*** Begin section ***

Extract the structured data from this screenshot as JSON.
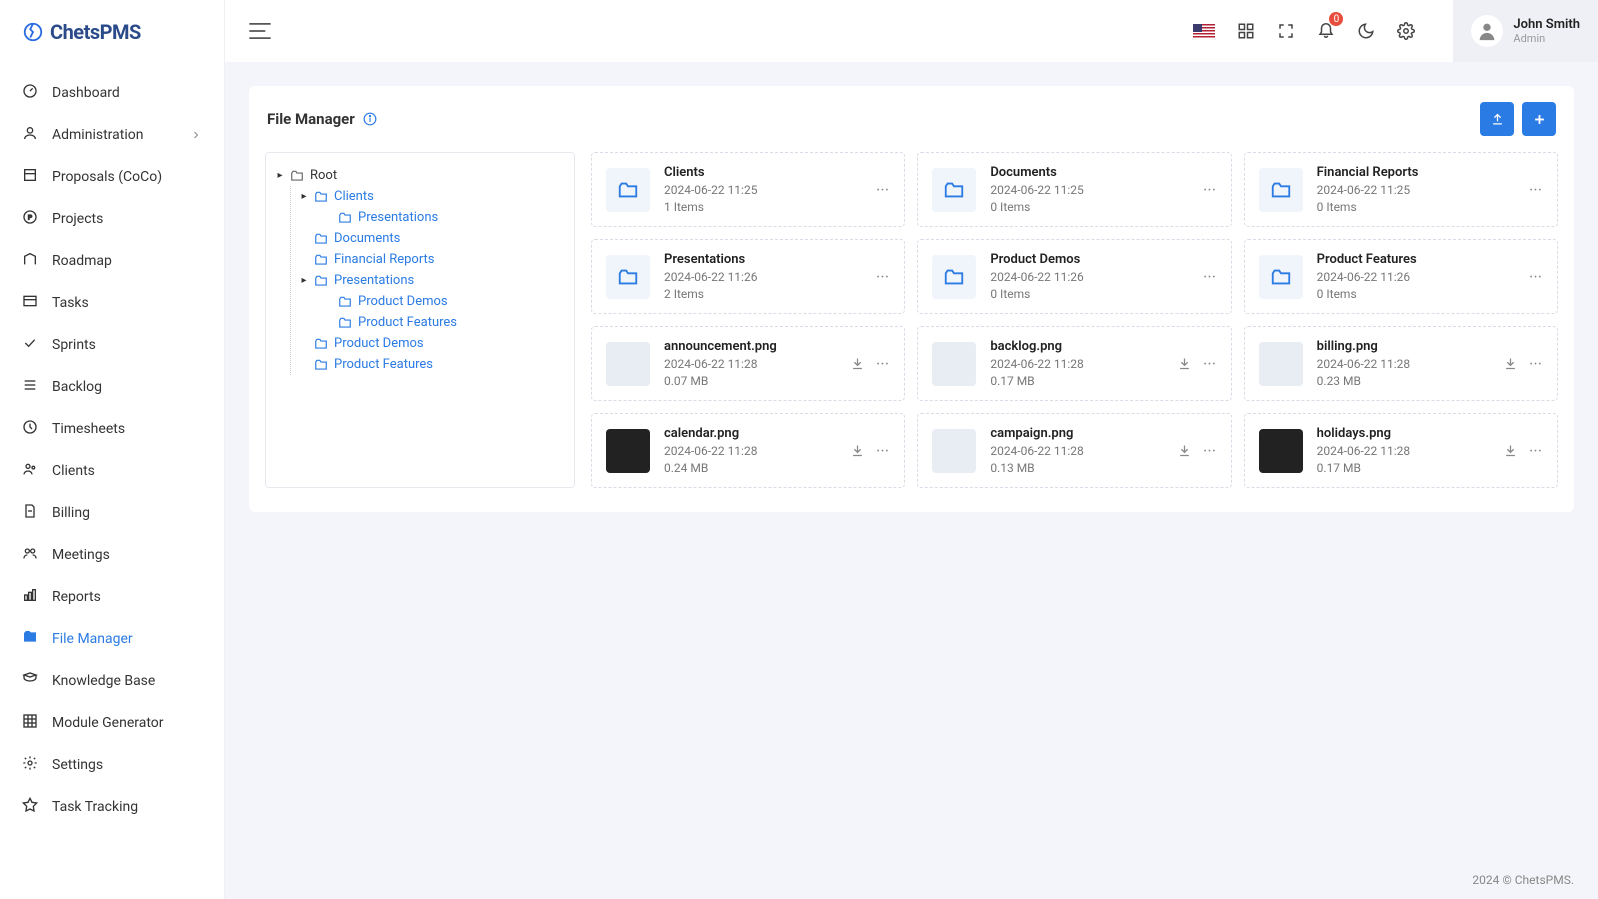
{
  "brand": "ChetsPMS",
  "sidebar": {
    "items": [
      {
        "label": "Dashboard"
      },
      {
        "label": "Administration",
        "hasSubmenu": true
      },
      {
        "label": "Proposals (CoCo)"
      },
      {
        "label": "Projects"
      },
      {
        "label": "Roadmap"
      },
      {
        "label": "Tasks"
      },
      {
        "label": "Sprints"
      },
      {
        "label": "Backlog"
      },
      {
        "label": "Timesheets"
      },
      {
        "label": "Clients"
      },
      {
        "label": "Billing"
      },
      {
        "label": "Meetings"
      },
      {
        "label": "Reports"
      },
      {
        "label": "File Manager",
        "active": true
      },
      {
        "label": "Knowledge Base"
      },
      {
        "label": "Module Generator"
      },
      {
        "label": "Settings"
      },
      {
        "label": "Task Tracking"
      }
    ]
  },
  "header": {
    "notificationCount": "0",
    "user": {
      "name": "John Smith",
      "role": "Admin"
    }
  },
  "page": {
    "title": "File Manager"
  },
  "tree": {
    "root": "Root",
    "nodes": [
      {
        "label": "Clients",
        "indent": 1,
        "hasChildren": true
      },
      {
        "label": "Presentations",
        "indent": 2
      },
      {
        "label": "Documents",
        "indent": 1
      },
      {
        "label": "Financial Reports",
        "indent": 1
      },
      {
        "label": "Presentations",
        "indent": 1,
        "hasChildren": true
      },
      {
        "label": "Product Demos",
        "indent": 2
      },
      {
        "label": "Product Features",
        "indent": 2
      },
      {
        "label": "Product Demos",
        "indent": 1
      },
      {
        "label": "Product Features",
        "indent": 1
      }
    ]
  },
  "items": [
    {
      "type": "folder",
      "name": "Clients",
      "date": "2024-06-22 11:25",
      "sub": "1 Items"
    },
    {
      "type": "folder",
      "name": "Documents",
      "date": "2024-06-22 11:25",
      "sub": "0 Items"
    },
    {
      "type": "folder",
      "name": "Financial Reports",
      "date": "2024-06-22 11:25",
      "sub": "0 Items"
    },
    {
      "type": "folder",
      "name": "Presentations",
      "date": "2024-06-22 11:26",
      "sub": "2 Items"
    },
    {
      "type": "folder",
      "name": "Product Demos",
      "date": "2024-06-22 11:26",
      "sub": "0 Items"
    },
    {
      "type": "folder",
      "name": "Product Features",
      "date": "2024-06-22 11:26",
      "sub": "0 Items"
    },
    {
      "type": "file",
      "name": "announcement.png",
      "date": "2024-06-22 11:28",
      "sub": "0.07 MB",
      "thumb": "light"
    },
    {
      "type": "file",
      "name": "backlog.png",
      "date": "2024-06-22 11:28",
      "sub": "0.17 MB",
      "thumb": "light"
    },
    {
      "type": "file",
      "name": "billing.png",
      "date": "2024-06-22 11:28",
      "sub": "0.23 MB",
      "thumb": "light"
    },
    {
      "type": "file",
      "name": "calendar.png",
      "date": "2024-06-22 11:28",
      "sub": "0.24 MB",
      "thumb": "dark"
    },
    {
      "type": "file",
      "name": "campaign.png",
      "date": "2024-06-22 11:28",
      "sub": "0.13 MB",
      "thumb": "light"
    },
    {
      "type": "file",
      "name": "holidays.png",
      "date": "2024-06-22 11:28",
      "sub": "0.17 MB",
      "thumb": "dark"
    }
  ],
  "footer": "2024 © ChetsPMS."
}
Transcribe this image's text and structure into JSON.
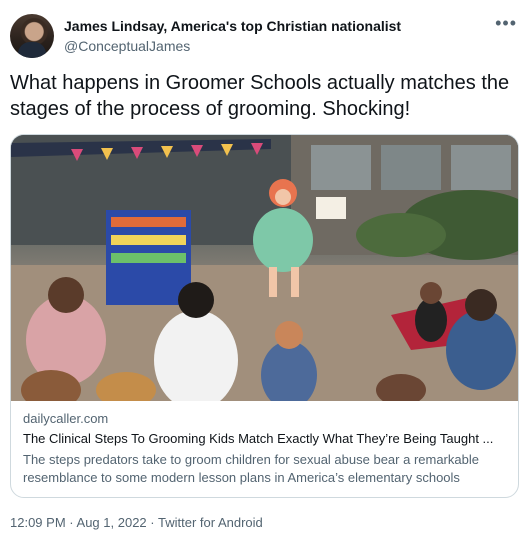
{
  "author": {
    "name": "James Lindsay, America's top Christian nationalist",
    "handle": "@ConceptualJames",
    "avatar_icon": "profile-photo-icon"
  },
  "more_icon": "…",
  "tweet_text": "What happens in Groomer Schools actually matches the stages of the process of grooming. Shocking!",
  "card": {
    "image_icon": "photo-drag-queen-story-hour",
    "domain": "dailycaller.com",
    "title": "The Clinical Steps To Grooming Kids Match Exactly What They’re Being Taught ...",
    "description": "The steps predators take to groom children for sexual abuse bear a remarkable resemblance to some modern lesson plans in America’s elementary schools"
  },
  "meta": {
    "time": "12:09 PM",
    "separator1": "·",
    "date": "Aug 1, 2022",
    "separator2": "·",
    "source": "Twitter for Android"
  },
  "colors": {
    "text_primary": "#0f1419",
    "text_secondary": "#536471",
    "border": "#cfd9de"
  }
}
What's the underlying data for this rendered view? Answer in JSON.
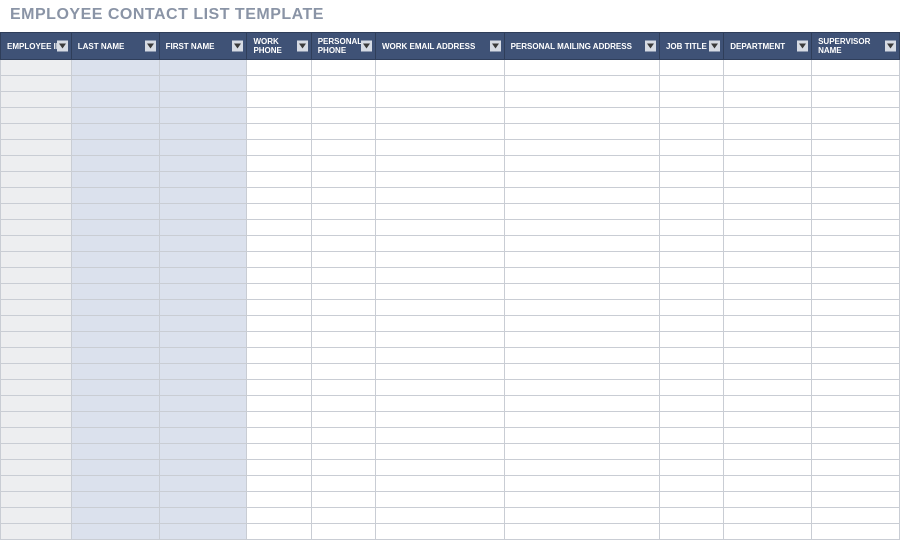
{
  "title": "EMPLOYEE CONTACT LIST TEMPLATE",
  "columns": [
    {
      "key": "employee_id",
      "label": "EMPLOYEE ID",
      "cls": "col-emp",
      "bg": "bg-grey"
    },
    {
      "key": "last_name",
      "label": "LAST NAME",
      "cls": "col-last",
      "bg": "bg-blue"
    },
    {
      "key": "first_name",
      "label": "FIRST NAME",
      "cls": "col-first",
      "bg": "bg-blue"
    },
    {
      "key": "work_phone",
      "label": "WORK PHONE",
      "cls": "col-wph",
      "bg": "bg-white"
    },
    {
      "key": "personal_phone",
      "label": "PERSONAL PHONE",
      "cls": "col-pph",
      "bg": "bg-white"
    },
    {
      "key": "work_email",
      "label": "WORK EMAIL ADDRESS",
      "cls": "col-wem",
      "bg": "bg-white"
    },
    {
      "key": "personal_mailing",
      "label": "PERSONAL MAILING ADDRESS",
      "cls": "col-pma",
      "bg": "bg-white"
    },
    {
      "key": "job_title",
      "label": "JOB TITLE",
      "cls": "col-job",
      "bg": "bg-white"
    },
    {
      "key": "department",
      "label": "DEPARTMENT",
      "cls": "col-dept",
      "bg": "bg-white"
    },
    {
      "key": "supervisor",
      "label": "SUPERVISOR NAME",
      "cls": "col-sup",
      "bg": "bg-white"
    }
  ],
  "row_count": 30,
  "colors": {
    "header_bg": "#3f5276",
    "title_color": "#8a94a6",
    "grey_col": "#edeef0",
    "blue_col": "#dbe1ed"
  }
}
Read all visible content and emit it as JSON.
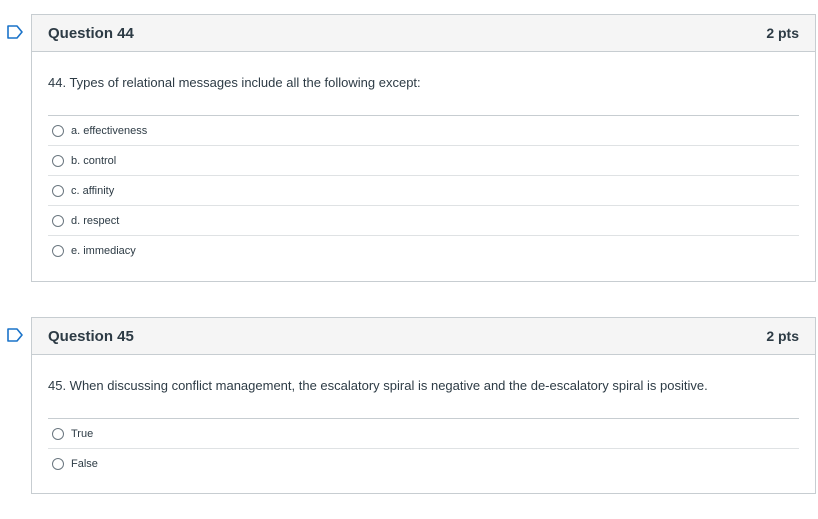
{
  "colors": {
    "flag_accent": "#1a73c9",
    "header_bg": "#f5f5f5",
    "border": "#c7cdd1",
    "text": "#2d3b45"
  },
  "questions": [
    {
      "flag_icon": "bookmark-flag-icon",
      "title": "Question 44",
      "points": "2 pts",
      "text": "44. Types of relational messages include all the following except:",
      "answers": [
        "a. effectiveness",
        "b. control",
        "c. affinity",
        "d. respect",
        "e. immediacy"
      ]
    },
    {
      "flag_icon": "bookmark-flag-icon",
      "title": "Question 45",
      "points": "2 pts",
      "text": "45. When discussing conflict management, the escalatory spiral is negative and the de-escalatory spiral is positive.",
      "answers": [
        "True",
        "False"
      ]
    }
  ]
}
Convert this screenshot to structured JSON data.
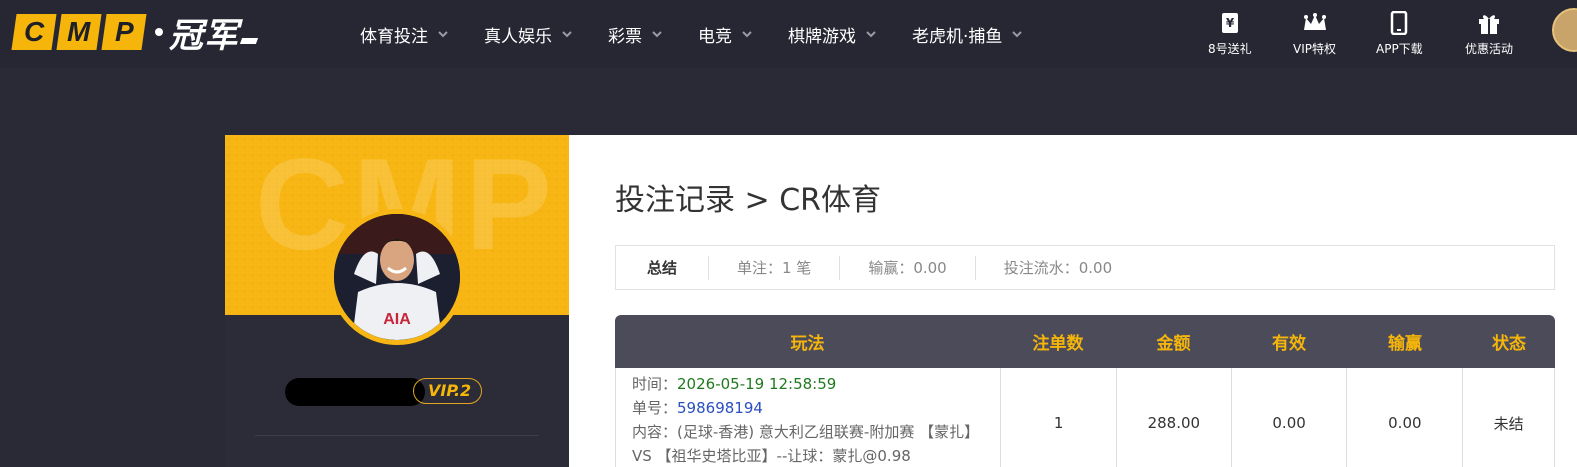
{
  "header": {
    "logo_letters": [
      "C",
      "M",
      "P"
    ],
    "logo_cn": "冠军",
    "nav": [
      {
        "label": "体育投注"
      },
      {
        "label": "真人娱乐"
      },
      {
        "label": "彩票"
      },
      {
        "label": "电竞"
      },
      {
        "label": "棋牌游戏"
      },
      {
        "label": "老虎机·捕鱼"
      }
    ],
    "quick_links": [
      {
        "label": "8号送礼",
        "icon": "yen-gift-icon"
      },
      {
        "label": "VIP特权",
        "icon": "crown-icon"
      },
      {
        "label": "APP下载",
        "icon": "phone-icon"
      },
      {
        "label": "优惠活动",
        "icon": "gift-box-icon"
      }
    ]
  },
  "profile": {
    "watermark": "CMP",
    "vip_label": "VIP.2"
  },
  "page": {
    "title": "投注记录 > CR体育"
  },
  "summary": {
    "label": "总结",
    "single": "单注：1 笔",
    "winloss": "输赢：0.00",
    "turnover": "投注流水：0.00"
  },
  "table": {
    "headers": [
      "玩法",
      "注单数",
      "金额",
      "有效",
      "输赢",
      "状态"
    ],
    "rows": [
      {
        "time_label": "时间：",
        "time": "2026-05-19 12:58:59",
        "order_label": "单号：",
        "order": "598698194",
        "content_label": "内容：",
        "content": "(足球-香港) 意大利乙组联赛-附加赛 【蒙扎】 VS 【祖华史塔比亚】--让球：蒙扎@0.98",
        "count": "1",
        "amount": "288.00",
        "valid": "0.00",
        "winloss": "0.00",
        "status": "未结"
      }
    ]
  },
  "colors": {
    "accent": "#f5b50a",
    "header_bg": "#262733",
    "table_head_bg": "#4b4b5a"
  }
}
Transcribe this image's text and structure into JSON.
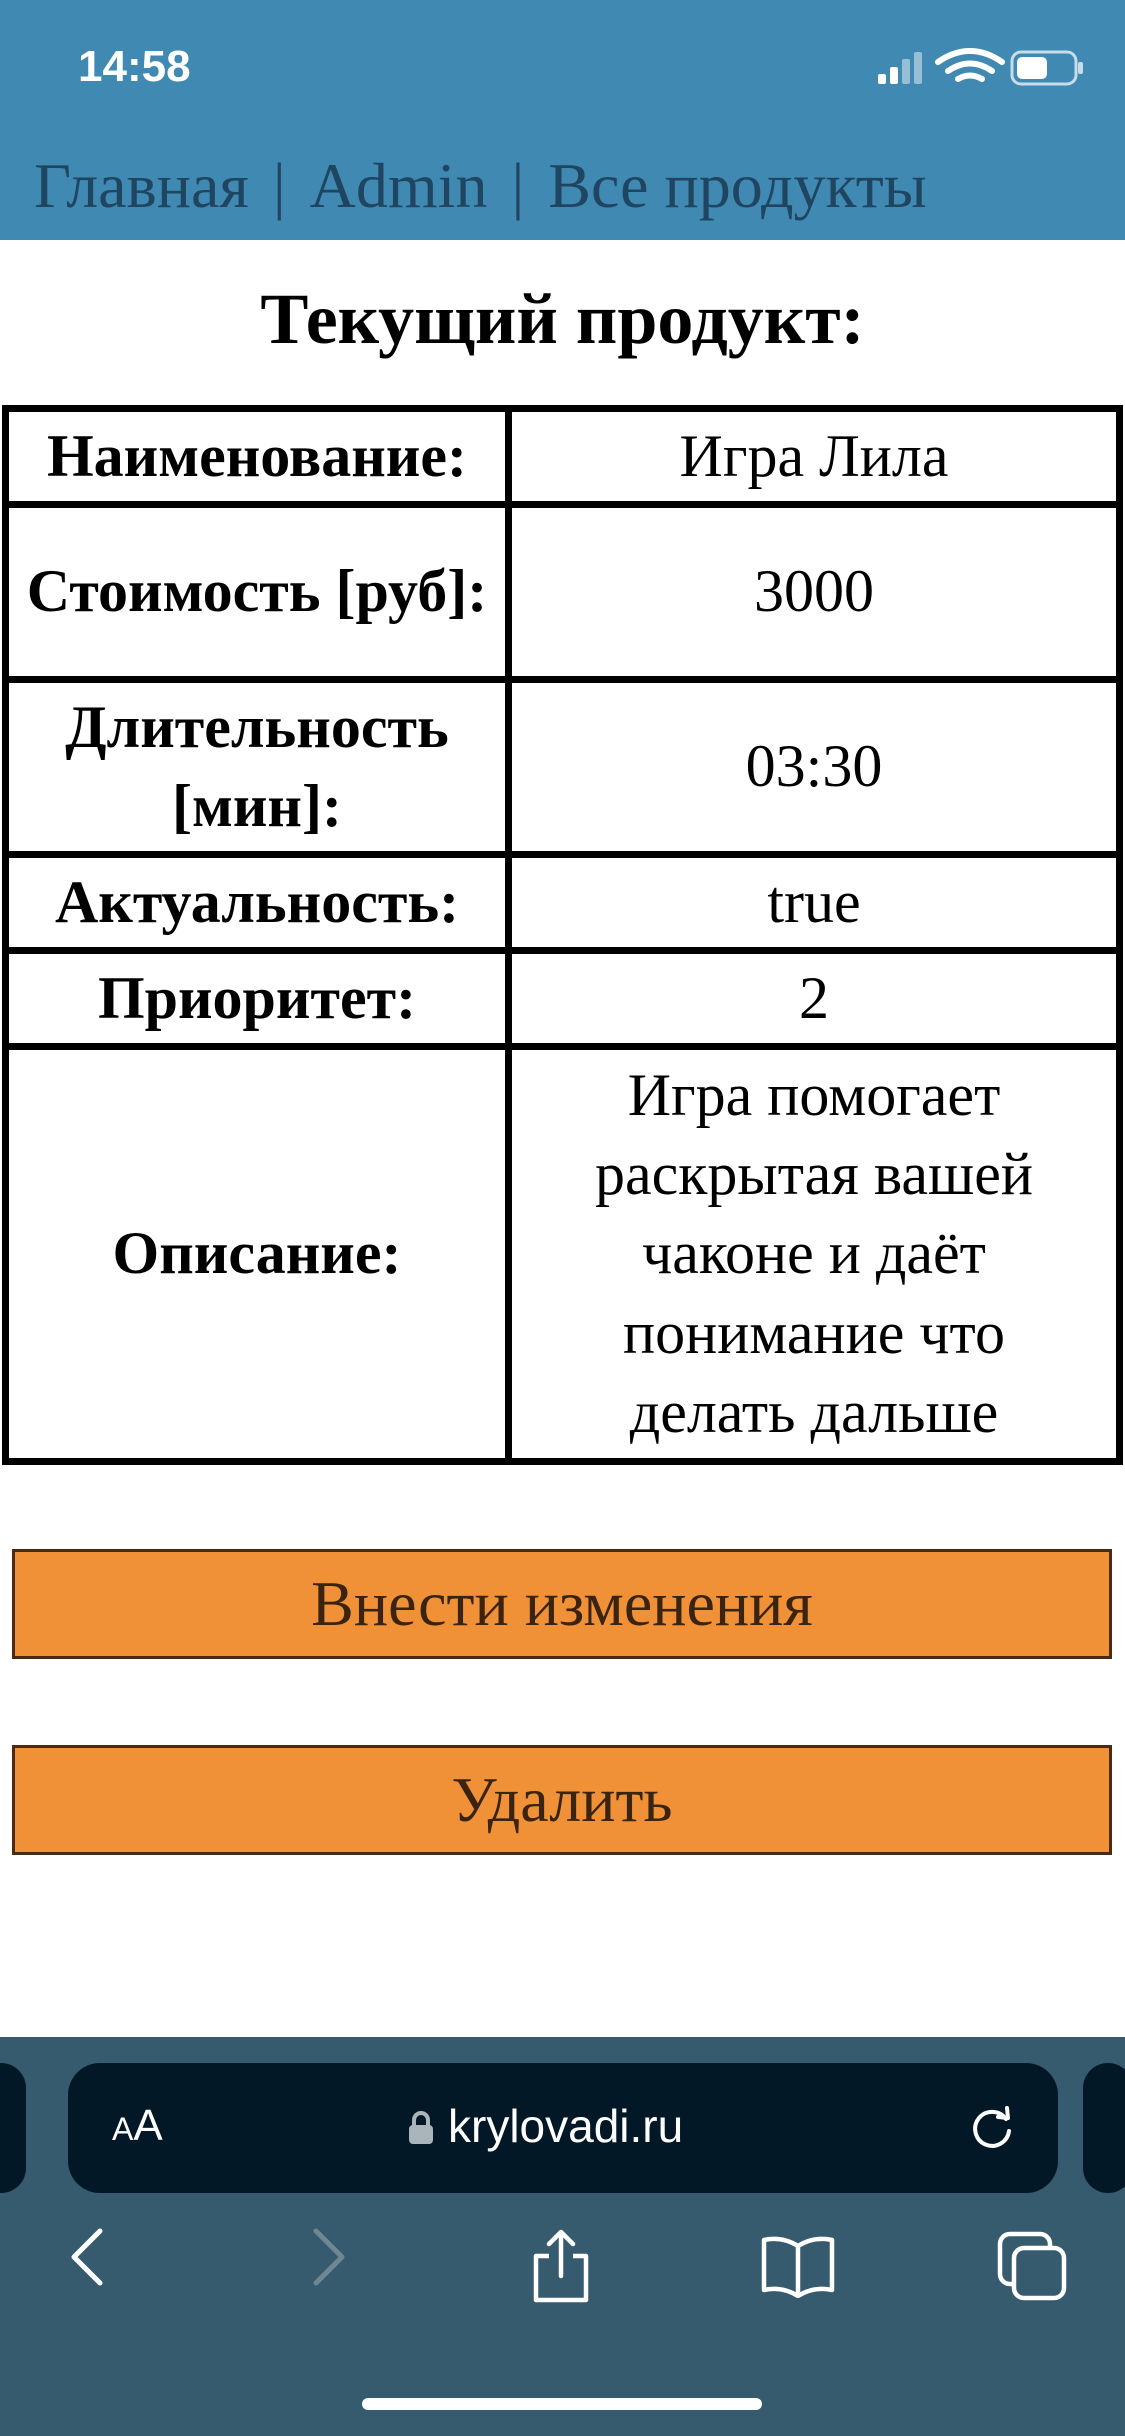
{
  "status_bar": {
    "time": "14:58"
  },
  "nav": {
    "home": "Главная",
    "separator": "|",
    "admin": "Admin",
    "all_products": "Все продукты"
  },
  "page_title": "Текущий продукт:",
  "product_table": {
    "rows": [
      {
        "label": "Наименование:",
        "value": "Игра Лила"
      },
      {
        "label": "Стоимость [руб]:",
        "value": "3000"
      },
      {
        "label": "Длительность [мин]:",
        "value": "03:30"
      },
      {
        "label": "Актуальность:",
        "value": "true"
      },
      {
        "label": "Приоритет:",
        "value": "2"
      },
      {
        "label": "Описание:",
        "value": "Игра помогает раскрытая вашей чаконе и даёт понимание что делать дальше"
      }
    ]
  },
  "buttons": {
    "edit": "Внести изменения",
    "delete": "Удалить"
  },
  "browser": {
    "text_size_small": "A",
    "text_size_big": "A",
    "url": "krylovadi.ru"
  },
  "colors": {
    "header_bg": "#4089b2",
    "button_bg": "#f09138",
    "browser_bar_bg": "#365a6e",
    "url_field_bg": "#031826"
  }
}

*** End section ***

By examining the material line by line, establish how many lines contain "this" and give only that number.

5